Sunday was Dee's birthday.
Unless you’re a longtime reader of this column or have lived a while in Buffalo, that probably doesn’t mean much to you. But, it means a lot to me.
Dee — born DeAnn Joy Galbavy in Sioux Falls, South Dakota, on April 28, 1952 — was my bride of seven years when we came to the Buffalo Reflex in 1978.
As ad manager at the newspaper she earned the respect of both the local community and her peers in the Missouri Advertising Managers Association, who honored her with their annual Dee Hamilton Old Pro Award following her untimely passing in September 1994.
More importantly, she was the mother of my two daughters
How could I not remember her birthday?
I never forgot it. Never will.
But, I don’t remember some birthdays as well as I should. Some I find particularly hard to remember. My mother, for example, never made much fuss about hers — sometime in late July or early August. I still have to go look it up, just as I do that of my younger brother, David, born in February. I’m invariably a day or two off.
Others, though, are eternally imprinted in memory. My closest brother, Russell, was born June 24, and I’ve always know it. Since his passing in 2014, it’s even more firmly etched in my consciousness. It’s much the same with my youngest brother, Stephen, born Dec. 19 and his life cut short at age 21.

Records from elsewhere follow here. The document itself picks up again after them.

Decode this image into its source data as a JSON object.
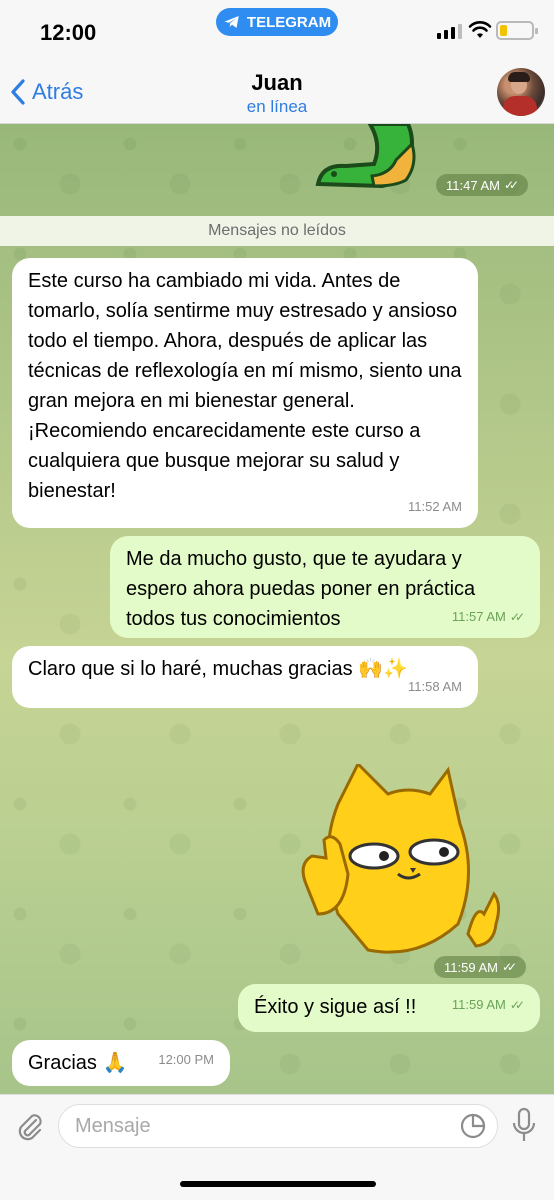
{
  "status_bar": {
    "time": "12:00",
    "app_pill": "TELEGRAM"
  },
  "header": {
    "back_label": "Atrás",
    "contact_name": "Juan",
    "contact_status": "en línea"
  },
  "chat": {
    "sticker_top_time": "11:47 AM",
    "unread_divider": "Mensajes no leídos",
    "messages": [
      {
        "direction": "in",
        "text": "Este curso ha cambiado mi vida. Antes de tomarlo, solía sentirme muy estresado y ansioso todo el tiempo. Ahora, después de aplicar las técnicas de reflexología en mí mismo, siento una gran mejora en mi bienestar general. ¡Recomiendo encarecidamente este curso a cualquiera que busque mejorar su salud y bienestar!",
        "time": "11:52 AM"
      },
      {
        "direction": "out",
        "text": "Me da mucho gusto, que te ayudara y espero ahora puedas poner en práctica todos tus conocimientos",
        "time": "11:57 AM"
      },
      {
        "direction": "in",
        "text": "Claro que si lo haré, muchas gracias 🙌✨",
        "time": "11:58 AM"
      },
      {
        "direction": "out",
        "text": "Éxito y sigue así !!",
        "time": "11:59 AM"
      },
      {
        "direction": "in",
        "text": "Gracias 🙏",
        "time": "12:00 PM"
      }
    ],
    "sticker_cat_time": "11:59 AM"
  },
  "input": {
    "placeholder": "Mensaje"
  },
  "colors": {
    "accent": "#2f7de1",
    "outgoing_bubble": "#e3fbc8",
    "incoming_bubble": "#ffffff",
    "telegram_pill": "#2f8cf0"
  },
  "icons": [
    "telegram-icon",
    "signal-icon",
    "wifi-icon",
    "battery-icon",
    "back-chevron-icon",
    "avatar",
    "attach-icon",
    "sticker-icon",
    "mic-icon",
    "double-check-icon"
  ]
}
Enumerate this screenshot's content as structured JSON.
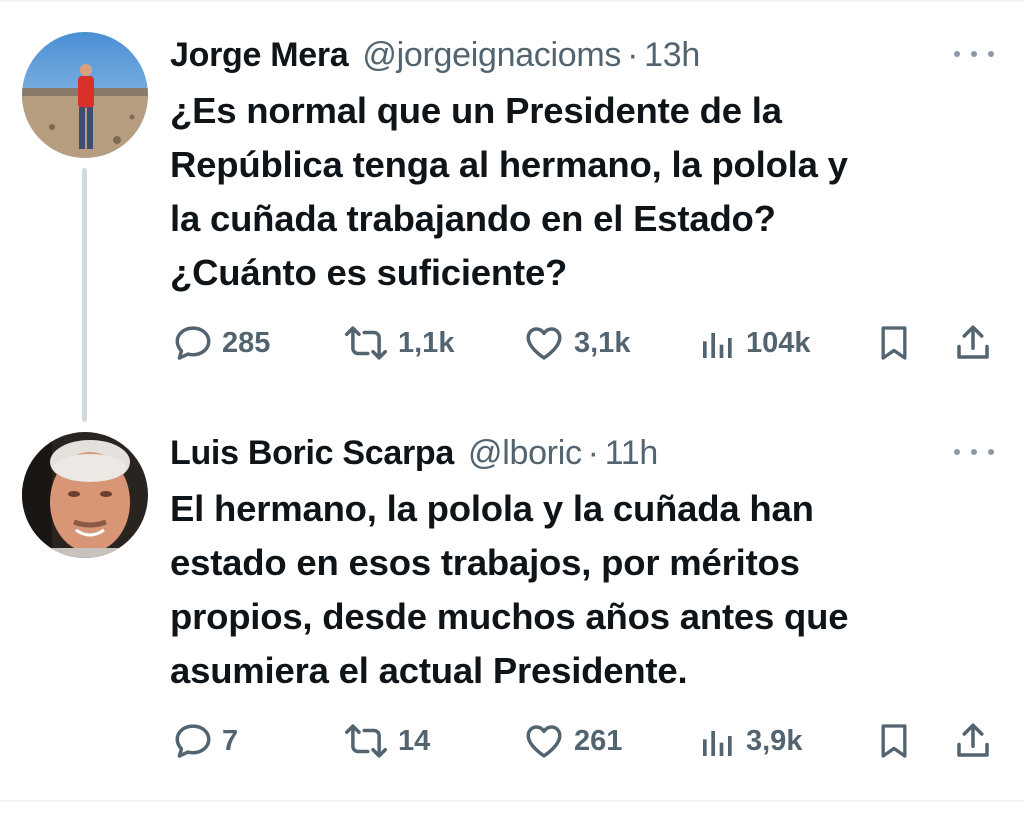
{
  "tweets": [
    {
      "name": "Jorge Mera",
      "handle": "@jorgeignacioms",
      "separator": "·",
      "time": "13h",
      "text_lines": [
        "¿Es normal que un Presidente de la",
        "República tenga al hermano, la polola y",
        "la cuñada trabajando en el Estado?",
        "¿Cuánto es suficiente?"
      ],
      "replies": "285",
      "reposts": "1,1k",
      "likes": "3,1k",
      "views": "104k"
    },
    {
      "name": "Luis Boric Scarpa",
      "handle": "@lboric",
      "separator": "·",
      "time": "11h",
      "text_lines": [
        "El hermano, la polola y la cuñada han",
        "estado en esos trabajos, por méritos",
        "propios, desde muchos años antes que",
        "asumiera el actual Presidente."
      ],
      "replies": "7",
      "reposts": "14",
      "likes": "261",
      "views": "3,9k"
    }
  ],
  "icons": {
    "reply": "speech-bubble-icon",
    "repost": "repost-arrows-icon",
    "like": "heart-icon",
    "views": "bar-chart-icon",
    "bookmark": "bookmark-icon",
    "share": "share-upload-icon",
    "more": "more-dots-icon"
  },
  "colors": {
    "text": "#0f1419",
    "secondary": "#536471",
    "divider": "#eff3f4",
    "thread_line": "#cfd9de"
  }
}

Of course, I cannot forget Dec. 31, 1971, the birthdate of my eldest daughter, Angela, killed 19 years later in a car crash. I recall not only the dates, but virtually every detail of the days of both her birth in a U.S. Air Force hospital and her passing.
I could not possibly forget my daughter Melissa’s birthday, either, an Oct. 25 American Bicentennial baby, or that of my eldest grandson, Colson, on Dec. 26. But, I reckon it’s nothing special to remember children’s birthdays. Don’t all parents?

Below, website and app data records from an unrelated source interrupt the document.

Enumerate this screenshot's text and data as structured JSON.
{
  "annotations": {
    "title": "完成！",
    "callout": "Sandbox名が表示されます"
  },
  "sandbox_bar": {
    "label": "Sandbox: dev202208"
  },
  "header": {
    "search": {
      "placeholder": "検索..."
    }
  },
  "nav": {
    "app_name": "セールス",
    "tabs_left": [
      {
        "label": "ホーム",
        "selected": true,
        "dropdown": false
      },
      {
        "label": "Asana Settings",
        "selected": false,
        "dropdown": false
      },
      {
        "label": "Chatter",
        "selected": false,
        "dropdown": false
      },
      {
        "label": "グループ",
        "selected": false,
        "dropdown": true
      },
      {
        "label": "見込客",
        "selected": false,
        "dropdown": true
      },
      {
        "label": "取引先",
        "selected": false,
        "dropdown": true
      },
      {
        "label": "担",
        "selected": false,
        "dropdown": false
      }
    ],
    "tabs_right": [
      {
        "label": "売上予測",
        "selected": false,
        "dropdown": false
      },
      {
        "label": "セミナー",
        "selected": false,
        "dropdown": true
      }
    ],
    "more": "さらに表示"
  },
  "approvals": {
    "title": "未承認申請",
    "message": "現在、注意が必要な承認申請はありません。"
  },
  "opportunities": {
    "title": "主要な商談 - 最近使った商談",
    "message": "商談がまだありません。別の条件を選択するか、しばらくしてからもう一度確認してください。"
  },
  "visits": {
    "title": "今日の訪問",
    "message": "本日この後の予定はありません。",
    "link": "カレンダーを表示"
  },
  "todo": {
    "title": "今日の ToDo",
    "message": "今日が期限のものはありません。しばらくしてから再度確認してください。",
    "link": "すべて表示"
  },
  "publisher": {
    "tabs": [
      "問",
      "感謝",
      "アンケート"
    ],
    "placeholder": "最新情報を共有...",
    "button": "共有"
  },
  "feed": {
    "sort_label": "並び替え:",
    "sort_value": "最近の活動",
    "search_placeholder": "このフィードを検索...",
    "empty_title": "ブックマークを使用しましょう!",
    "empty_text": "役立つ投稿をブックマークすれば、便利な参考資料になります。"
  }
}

Likewise, I don’t dare forget my Missouri bride’s Oct. 17 birthday, but I couldn’t tell you the birthdays of any of her three children, even after 23 years of calling them my own. I count on Martha to prompt me.
Similarly, I remember only two birthdays in the group of writers I shared pizza with at Nixa every Friday for more than a decade. Paul’s is Dec. 29, the day before mine, and Suzann’s was April 15 — tax day. The other folks were no less important, their birthdays just less memorable.
So, what’s the point of this?
I guess I was just thinking about Dee. She was an important part of my life for more than 23 years and remains a part of me today. It’s the same with all loved ones and friends we’ve lost. Birthdays help us remember them.
It may be more important, though, to remember the birthdays of family and friends still with us. Everyone likes to be remembered, even if they say they don’t. I wish I were better at it, and not just within a day or two.
But, maybe that’s OK, too.
We all like to be remembered, birthday or not.
Copyright 2019, James E. Hamilton